On the last day of 2020, Gibran Bassil talked Hasan Nasrallah into revisiting the Mar Mikhail Agreement, signed 14 years earlier between Hezbollah and his father-in-law, Michel Aoun.
Aoun at the time promised to support Hezbollah with arms. Nasrallah promised to make him president, which he did exactly 10 years later, in 2016. But there was one thing about the 2006 agreement: it made no mention of Gibran Bassil.
Using his tremendous influence on the aging Aoun, Bassil successfully made himself the backbone of his administration as an adviser, foreign minister, and president of the Patriotic Movement (FPM), which controlled the lion’s share of parliament during the Aoun years. Less than two years into his father-in-law’s administration, Bassil hoped that a new Mar Mikhail Agreement would take him to Baabda Palace.
Nasrallah said yes to a Mar Mikhail II — accommodating Bassil, who had been sanctioned by the US for his ties with Hezbollah — but never went through with it. Despite repeated attempts at reviving the Mar Mikhail sub-committee, nothing happened. Hezbollah constantly found excuses to avoid convening, telling Bassil, albeit indirectly, that they would not support his presidential bid. Then it became public: Hezbollah’s presidential candidate would be their longtime ally Suleiman Frangieh, a scion of a historic Maronite political family whose grandfather and namesake had been president in the 1970s.
Bassil shifts to the opposition

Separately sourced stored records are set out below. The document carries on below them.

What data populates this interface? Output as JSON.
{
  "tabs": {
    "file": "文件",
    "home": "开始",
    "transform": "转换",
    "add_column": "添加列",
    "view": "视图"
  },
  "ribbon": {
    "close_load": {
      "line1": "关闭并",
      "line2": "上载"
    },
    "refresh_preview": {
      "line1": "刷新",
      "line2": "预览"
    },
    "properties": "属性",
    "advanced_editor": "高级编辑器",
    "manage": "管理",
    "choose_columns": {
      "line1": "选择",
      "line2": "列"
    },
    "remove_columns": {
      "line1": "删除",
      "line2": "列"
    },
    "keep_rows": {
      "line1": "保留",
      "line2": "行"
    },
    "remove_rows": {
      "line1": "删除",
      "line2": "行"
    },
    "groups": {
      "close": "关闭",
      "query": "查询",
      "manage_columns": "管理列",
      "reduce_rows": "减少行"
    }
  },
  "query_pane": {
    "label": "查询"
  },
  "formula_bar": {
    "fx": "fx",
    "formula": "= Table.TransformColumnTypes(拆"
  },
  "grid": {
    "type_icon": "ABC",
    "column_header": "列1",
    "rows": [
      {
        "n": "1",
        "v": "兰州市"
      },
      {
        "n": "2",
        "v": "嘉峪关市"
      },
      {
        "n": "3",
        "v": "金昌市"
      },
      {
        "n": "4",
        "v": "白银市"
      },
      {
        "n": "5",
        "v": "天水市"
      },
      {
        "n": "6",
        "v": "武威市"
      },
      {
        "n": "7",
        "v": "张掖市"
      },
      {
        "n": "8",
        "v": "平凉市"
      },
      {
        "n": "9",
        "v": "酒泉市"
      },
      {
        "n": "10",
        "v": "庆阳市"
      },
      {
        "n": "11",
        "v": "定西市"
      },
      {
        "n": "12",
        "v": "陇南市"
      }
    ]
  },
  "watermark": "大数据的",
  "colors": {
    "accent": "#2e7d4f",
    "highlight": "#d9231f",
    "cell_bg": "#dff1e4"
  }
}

Furious, Bassil switched his loyalties to the opposition, joining ranks with two vehemently anti-Hezbollah Christian parties: the Lebanese Forces of Samir Gagegea and the Lebanese Phalange of the Gemayel family. By the time Aoun’s term ended in October 2022, the two former allies had parted ways, showing the fragility of their alliance.
Last June, Bassil put his full weight behind Frangieh’s opponent Jihad Azour, openly challenging Hezbollah in parliament. As a result, both Frangieh and Azour failed to secure the necessary number of votes and Lebanon was allowed to drift into a presidential vacuum which continues even after 12 months down the road.
Nasrallah sent emissaries to Bassil, suggesting that he drop his support for Azour and return to the Hezbollah fold, with vague promises of making him president after Frangieh’s term ends. Bassil came back with a counter-proposal, saying that he would drop Azour in return for Hezbollah dropping Frangieh, and the two sides would go for a third name: ex-interior minister Ziad Baroud.
Resumption of talks
When that failed, a new proposal began making the rounds, one that was new and innovative where in exchange for supporting Frangieh, or at a bare minimum — not opposing him — Hezbollah would agree to a law of administrative decentralisation that would empower Christian municipalities and governorates. This was something that Nasrallah felt was worth discussing, delegating Mohammad Raad, a senior member of Hezbollah, to discuss it with Bassil.
On September 10, 2023, the two sides created a sub-committee to discuss decentralisation. Bassil presented them with a full-fledged proposal, which he had personally penned with his advisers, adding a clause for financial decentralisation that also dilutes the powers of the Ministry of Finance, held by Hezbollah’s allies in the Amal Movement.
Even if Hezbollah agrees to administrative decentralisation, it cannot approve financial decentralisation without an okay from its longtime ally Nabih Berri, speaker of parliament and head of the Amal Movement. Bassil has an axe to grind with Berri — they never got along, neither during the Aoun years nor before or after. But under no circumstances would Hezbollah accommodate Bassil at Berri’s expense. Bassil can get one of his demands, but certainly not both.
The Berri initiative
On August 28, 2023, Nasrallah described the status of the talks that led to the joint committee on September 10 as “deep and serious.” He quickly added, “reaching a deal needs some time.” Coinciding with the renewed talks comes an initiative by Berri, calling for roundtable talks between all stakeholders, followed by an open session of parliament to elect a new president within seven days, saying that this ought to be completed in September.
Hezbollah supports the idea, and so does Gibran, Druze leader Walid Junblatt, and the Maronite Patriarch, who sees it — very correctly — as very similar to what the French envoy Yves Le Drian has been calling for, most recently during his mid-September visit to Lebanon. Opposing the Berri initiative is Samir Geagea and the Lebanese Forces, who feel that Bassil has used them to get back at Hezbollah or to provoke Nasrallah into resuming talks with him.
He is saying that roundtable talks should happen after a president is elected, not before. Bassil is now suggesting a third way forward if the decentralisation law passes with Hezbollah: He will withdraw his support for Azour, Hezbollah would do the same with Frangieh, and they would agree on a new fresh name backed by Hezbollah and the Free Patriotic Movement.
But for now, Hezbollah remains uninterested in discussing new names. It has no Plan B for Frangieh. Will Bassil accept him in return for administrative decentralisation?
Time will tell.
— Sami Moubayed is a historian and former Carnegie scholar. He is also author of Under the Black Flag: At the frontier of the New Jihad.